Element data from apps and pages
——————————

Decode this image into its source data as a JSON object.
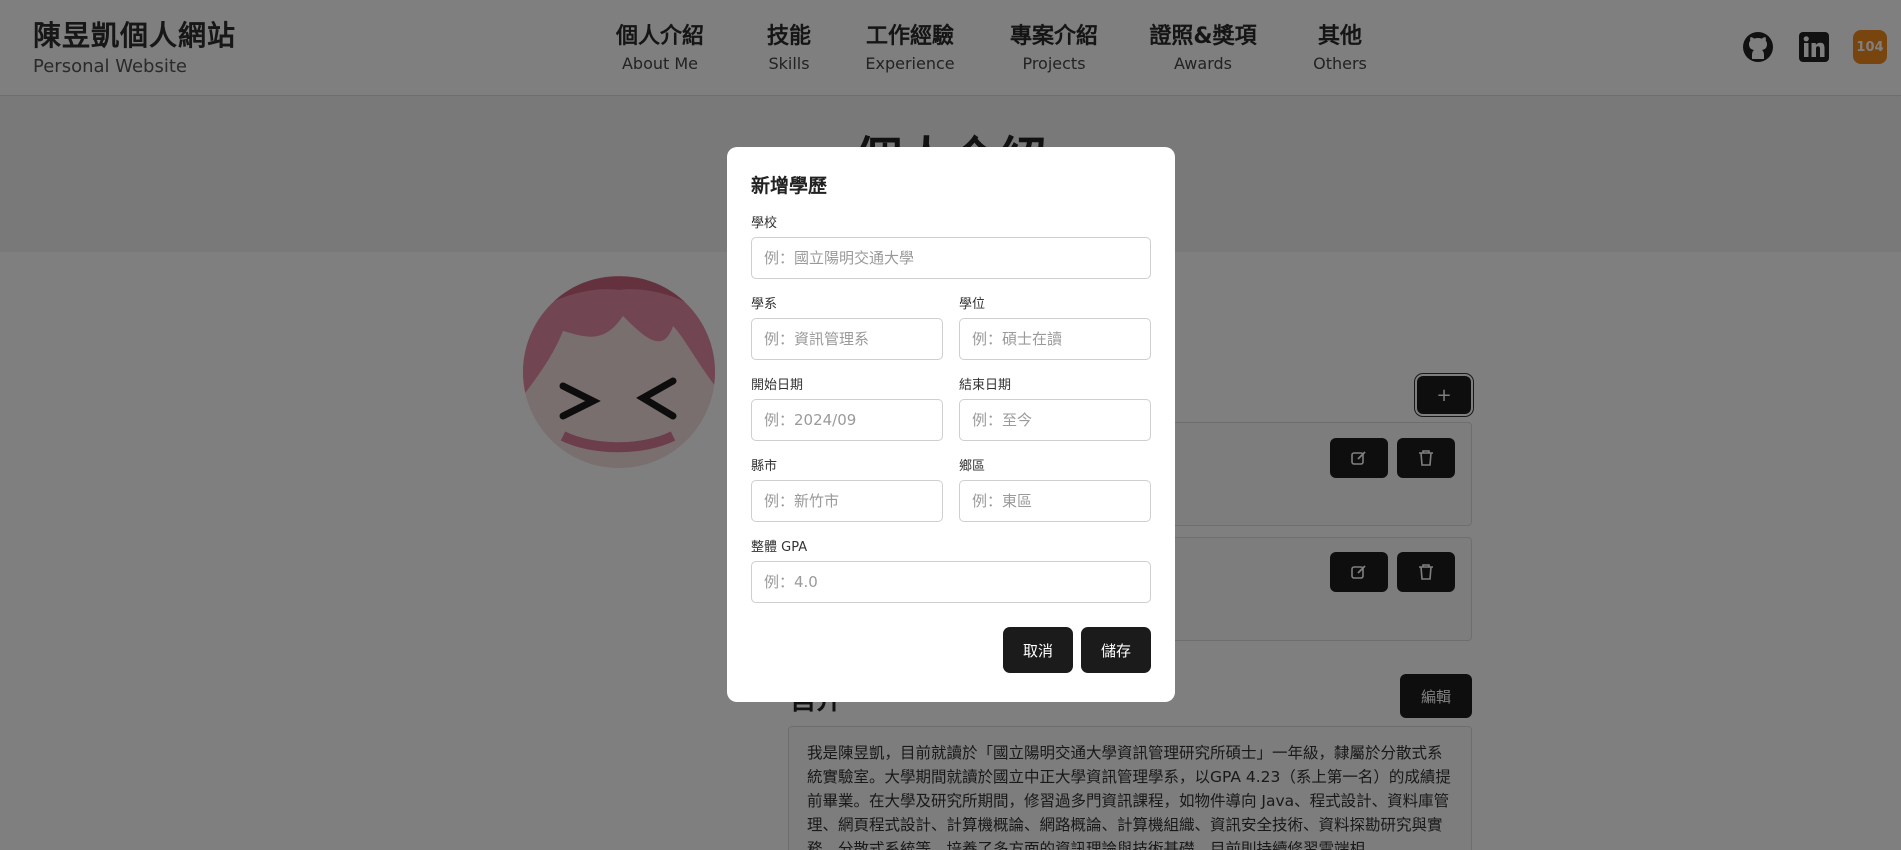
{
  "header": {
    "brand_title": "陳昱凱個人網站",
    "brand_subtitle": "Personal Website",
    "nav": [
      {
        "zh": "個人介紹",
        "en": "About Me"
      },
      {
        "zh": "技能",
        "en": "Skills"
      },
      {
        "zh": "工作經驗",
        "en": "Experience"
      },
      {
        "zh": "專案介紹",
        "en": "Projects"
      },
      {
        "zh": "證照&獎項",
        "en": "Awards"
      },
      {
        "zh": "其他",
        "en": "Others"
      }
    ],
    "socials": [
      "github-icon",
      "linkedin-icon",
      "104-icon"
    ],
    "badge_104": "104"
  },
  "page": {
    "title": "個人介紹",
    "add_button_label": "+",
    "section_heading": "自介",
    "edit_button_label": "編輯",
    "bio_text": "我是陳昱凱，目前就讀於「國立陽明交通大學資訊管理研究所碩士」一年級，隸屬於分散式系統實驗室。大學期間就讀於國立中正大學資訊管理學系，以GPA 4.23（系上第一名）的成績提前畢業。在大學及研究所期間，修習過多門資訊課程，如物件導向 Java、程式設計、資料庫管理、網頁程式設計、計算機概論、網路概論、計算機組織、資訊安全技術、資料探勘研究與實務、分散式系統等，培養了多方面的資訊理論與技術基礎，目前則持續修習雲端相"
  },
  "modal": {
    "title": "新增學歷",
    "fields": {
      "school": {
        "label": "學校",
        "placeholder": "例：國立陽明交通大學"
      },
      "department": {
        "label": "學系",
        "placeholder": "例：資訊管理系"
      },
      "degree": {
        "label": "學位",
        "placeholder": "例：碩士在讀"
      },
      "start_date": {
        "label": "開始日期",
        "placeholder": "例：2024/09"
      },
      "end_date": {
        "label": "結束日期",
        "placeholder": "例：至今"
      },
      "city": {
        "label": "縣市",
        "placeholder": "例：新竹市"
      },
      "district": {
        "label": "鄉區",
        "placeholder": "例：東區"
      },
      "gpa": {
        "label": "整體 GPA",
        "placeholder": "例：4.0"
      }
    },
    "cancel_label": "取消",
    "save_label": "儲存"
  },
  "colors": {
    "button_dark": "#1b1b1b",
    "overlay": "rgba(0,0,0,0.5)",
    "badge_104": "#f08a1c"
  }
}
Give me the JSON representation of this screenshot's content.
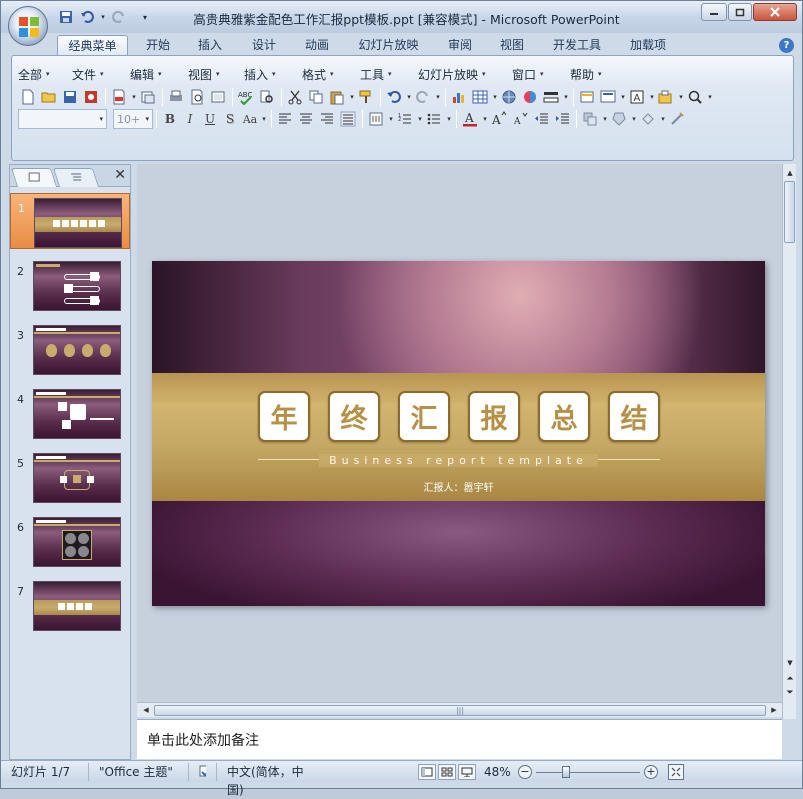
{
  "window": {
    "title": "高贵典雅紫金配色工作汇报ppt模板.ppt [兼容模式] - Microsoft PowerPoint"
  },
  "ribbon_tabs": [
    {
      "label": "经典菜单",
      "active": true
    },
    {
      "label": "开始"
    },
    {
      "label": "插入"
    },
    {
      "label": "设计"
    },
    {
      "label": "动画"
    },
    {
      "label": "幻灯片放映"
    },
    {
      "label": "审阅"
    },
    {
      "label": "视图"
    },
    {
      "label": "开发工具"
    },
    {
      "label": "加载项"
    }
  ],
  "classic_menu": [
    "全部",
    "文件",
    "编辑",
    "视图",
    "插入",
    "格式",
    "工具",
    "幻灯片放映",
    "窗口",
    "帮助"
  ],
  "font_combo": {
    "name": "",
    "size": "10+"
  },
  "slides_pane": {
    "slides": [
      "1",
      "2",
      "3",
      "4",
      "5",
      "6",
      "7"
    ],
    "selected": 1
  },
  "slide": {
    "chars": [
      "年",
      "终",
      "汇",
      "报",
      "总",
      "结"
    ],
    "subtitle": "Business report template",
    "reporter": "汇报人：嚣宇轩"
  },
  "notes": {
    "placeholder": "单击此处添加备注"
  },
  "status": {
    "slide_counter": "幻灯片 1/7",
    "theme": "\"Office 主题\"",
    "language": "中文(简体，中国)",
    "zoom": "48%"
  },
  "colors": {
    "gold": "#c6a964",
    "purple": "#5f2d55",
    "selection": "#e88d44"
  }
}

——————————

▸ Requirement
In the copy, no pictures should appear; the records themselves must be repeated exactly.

▸ Output of the exercise
Decode this image into its source data as a JSON object.
{
  "header": {
    "brand_title": "陳昱凱個人網站",
    "brand_subtitle": "Personal Website",
    "nav": [
      {
        "zh": "個人介紹",
        "en": "About Me"
      },
      {
        "zh": "技能",
        "en": "Skills"
      },
      {
        "zh": "工作經驗",
        "en": "Experience"
      },
      {
        "zh": "專案介紹",
        "en": "Projects"
      },
      {
        "zh": "證照&獎項",
        "en": "Awards"
      },
      {
        "zh": "其他",
        "en": "Others"
      }
    ],
    "socials": [
      "github-icon",
      "linkedin-icon",
      "104-icon"
    ],
    "badge_104": "104"
  },
  "page": {
    "title": "個人介紹",
    "add_button_label": "+",
    "section_heading": "自介",
    "edit_button_label": "編輯",
    "bio_text": "我是陳昱凱，目前就讀於「國立陽明交通大學資訊管理研究所碩士」一年級，隸屬於分散式系統實驗室。大學期間就讀於國立中正大學資訊管理學系，以GPA 4.23（系上第一名）的成績提前畢業。在大學及研究所期間，修習過多門資訊課程，如物件導向 Java、程式設計、資料庫管理、網頁程式設計、計算機概論、網路概論、計算機組織、資訊安全技術、資料探勘研究與實務、分散式系統等，培養了多方面的資訊理論與技術基礎，目前則持續修習雲端相"
  },
  "modal": {
    "title": "新增學歷",
    "fields": {
      "school": {
        "label": "學校",
        "placeholder": "例：國立陽明交通大學"
      },
      "department": {
        "label": "學系",
        "placeholder": "例：資訊管理系"
      },
      "degree": {
        "label": "學位",
        "placeholder": "例：碩士在讀"
      },
      "start_date": {
        "label": "開始日期",
        "placeholder": "例：2024/09"
      },
      "end_date": {
        "label": "結束日期",
        "placeholder": "例：至今"
      },
      "city": {
        "label": "縣市",
        "placeholder": "例：新竹市"
      },
      "district": {
        "label": "鄉區",
        "placeholder": "例：東區"
      },
      "gpa": {
        "label": "整體 GPA",
        "placeholder": "例：4.0"
      }
    },
    "cancel_label": "取消",
    "save_label": "儲存"
  },
  "colors": {
    "button_dark": "#1b1b1b",
    "overlay": "rgba(0,0,0,0.5)",
    "badge_104": "#f08a1c"
  }
}
Give me the JSON representation of this screenshot's content.
{
  "window": {
    "title": "高贵典雅紫金配色工作汇报ppt模板.ppt [兼容模式] - Microsoft PowerPoint"
  },
  "ribbon_tabs": [
    {
      "label": "经典菜单",
      "active": true
    },
    {
      "label": "开始"
    },
    {
      "label": "插入"
    },
    {
      "label": "设计"
    },
    {
      "label": "动画"
    },
    {
      "label": "幻灯片放映"
    },
    {
      "label": "审阅"
    },
    {
      "label": "视图"
    },
    {
      "label": "开发工具"
    },
    {
      "label": "加载项"
    }
  ],
  "classic_menu": [
    "全部",
    "文件",
    "编辑",
    "视图",
    "插入",
    "格式",
    "工具",
    "幻灯片放映",
    "窗口",
    "帮助"
  ],
  "font_combo": {
    "name": "",
    "size": "10+"
  },
  "slides_pane": {
    "slides": [
      "1",
      "2",
      "3",
      "4",
      "5",
      "6",
      "7"
    ],
    "selected": 1
  },
  "slide": {
    "chars": [
      "年",
      "终",
      "汇",
      "报",
      "总",
      "结"
    ],
    "subtitle": "Business report template",
    "reporter": "汇报人：嚣宇轩"
  },
  "notes": {
    "placeholder": "单击此处添加备注"
  },
  "status": {
    "slide_counter": "幻灯片 1/7",
    "theme": "\"Office 主题\"",
    "language": "中文(简体，中国)",
    "zoom": "48%"
  },
  "colors": {
    "gold": "#c6a964",
    "purple": "#5f2d55",
    "selection": "#e88d44"
  }
}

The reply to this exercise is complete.